      In my neck of the woods (Baltimore and environs) crab cakes were served with crackers. Particularly premium saltine crackers. No condiments. No lemon slices. No marina sauces.

        1. re: Roland Parker

          Do you mean crushed crackers incorporated into the crab cakes ( ala Faidleys ), or served alongside ( never seen it ) ?

          1. re: Virginian

            traditionally in Baltimore they were served w/ slice of lemon ON one or more crackers

            1. re: fishymd

              i've never seen a crabcake on crackers topped with a lemon. it's always been mustard.

          2. re: Roland Parker

            Thanks for clarifying. I didn't know if you meant cracker in the crab cake or with the crab cake.
            I make mine with saltines.
            I love lemon and all sorts of sauces. I tend to use just lemon when I buy fresh jumbo lump, to keep it as pure as possible.
            I can't wait until crab season now!

            1. re: monavano

              md crab season opens april 1, weather allowing. :) but with the cold winter we've been having, i'm guessing the crabs probably won't be active until mid-may or later.

        2. This is a typical way to serve them even here in the US. I used to live in Memphis TN and a number of the restaurants served them with corn salsa and remoulade. I thin that this goes back to the culinary schools .

          1. Don't know, but being from the Chesapeake you will appreciate this. At a fancy Chicago supermarket I picked up a tin of crabmeat with the brand name Tilghman's. Sounded promising. (To others: Tilghman's Island is a commercial shellfishing star of a place in the Chesapeake Bay.) Then I turned over the can. On the bottom: Product of Indonesia.

            Re crackers: When I lived in Argentina as a girl we would have killed for a plain old US saltine soda cracker. Once when a US Navy ship made a good-will visit to Buenos Aires and some kids from the American school took a tour of the ship, we begged crackers from the cook. Also, for Monavano, "crab on a cracker" in Baltimore means you eat a fried crabcake on a couple of saltines, and not on a fancy plate with what Roland Parker found in the UAR, Chef's Delight. Ah Roland. I wonder if Faidley's is still in business at Lexington Market.

            2 Replies
            1. re: Querencia

              Faidley's is still in business and making crab crakes.

              1. re: jfish

                I've never had their crab cakes, but I use their recipe as my guide.

            2. In our foreign travelers we have seen Maryland Crab Cake on the menus. We have learned that it is best to forego until we return to Maryland. When asked we have been told "Yes they are made of jumbo lump crab." only to be disappointed when our back fin crab cake appears.
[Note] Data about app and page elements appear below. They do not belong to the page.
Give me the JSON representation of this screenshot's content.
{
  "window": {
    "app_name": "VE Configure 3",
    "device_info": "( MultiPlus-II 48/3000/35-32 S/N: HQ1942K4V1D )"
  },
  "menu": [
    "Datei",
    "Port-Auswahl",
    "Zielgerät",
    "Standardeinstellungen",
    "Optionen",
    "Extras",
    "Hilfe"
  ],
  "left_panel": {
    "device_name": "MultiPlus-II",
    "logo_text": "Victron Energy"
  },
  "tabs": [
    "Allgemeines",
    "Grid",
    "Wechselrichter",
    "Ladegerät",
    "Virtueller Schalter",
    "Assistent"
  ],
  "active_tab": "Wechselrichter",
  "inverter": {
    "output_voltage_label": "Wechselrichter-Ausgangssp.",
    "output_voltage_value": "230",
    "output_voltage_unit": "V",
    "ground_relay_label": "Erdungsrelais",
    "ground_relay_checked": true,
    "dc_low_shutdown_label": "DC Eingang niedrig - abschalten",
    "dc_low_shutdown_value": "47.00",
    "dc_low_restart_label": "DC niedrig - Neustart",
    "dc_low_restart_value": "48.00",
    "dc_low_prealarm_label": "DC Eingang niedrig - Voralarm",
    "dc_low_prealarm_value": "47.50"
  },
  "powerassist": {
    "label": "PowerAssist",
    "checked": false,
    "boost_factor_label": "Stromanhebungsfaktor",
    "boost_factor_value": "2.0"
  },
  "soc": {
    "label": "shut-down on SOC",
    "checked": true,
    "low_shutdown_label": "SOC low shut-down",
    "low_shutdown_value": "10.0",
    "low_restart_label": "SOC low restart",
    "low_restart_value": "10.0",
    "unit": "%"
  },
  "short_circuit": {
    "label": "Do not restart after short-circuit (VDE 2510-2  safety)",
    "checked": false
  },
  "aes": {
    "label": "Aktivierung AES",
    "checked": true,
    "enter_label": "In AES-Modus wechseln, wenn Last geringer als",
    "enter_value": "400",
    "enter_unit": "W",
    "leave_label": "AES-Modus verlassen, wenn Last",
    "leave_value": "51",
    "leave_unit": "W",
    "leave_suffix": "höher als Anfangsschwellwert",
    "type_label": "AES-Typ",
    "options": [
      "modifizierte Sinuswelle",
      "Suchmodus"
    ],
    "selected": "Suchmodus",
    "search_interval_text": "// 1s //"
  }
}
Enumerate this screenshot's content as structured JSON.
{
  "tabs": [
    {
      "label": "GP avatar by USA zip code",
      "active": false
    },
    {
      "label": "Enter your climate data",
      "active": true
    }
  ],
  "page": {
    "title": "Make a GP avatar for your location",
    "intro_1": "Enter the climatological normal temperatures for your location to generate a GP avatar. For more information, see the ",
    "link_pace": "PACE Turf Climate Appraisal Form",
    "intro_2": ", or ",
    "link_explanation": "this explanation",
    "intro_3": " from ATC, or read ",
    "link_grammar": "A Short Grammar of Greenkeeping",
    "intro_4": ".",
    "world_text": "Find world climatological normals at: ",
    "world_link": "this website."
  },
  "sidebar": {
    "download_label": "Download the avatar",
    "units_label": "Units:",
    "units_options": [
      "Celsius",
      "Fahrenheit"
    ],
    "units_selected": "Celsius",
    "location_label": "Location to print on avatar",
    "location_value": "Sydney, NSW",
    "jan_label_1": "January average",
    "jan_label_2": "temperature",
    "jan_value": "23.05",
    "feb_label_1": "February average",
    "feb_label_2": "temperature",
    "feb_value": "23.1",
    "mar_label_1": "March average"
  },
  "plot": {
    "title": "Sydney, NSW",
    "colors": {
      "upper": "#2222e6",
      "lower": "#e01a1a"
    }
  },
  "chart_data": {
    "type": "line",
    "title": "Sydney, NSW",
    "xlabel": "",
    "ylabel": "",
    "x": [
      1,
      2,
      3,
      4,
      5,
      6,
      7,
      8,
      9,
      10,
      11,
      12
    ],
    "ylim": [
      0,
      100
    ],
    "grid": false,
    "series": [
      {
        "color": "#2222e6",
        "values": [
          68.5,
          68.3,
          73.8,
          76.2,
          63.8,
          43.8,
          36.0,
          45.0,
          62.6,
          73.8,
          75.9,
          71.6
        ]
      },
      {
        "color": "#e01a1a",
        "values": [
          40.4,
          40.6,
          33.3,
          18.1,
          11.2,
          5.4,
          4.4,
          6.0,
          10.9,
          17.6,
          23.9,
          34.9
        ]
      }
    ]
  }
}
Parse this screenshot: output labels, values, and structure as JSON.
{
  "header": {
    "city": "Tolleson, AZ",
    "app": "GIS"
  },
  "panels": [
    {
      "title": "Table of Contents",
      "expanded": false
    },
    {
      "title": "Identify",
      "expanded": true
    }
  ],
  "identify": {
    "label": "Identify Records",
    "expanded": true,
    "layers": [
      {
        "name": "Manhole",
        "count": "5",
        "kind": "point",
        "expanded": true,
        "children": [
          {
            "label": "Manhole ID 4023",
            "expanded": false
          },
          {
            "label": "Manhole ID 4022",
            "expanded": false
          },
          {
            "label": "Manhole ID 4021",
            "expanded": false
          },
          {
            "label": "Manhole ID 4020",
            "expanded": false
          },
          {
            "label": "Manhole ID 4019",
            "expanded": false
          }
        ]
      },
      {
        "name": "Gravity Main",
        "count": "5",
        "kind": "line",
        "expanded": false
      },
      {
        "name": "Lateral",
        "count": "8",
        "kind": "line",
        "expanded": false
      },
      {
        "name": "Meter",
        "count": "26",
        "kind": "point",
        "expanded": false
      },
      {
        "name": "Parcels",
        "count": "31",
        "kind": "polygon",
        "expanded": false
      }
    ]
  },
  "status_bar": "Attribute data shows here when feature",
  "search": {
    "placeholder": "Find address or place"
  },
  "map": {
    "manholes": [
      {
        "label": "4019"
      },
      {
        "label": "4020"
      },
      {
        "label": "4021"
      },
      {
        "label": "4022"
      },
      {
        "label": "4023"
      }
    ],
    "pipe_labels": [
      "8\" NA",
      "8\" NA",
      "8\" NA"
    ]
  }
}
We like a sprinkle of Old Bay also, but we love Old Bay on everything.

              1. hell, you can find a bizarre interpretation of "Maryland crab cake" right here in the US.

                I've been served some sort of vegetable fritter over which they had apparently waved a dead crab, thus qualifying them to call it a crab cake.

                To me, a crab cake is crab meat with barely enough stuff to keep it from falling apart....

                1 Reply
                1. re: sunshine842

                  Testify. I have had way more pathetic attempts at crab cakes outside of the Chesapeake region than good ones. Recently I had one in West Virginia at a "fine dining" restaurant that had sweet red pepper and corn in it. Either the Chef was hiding something or didnt know what they were doing.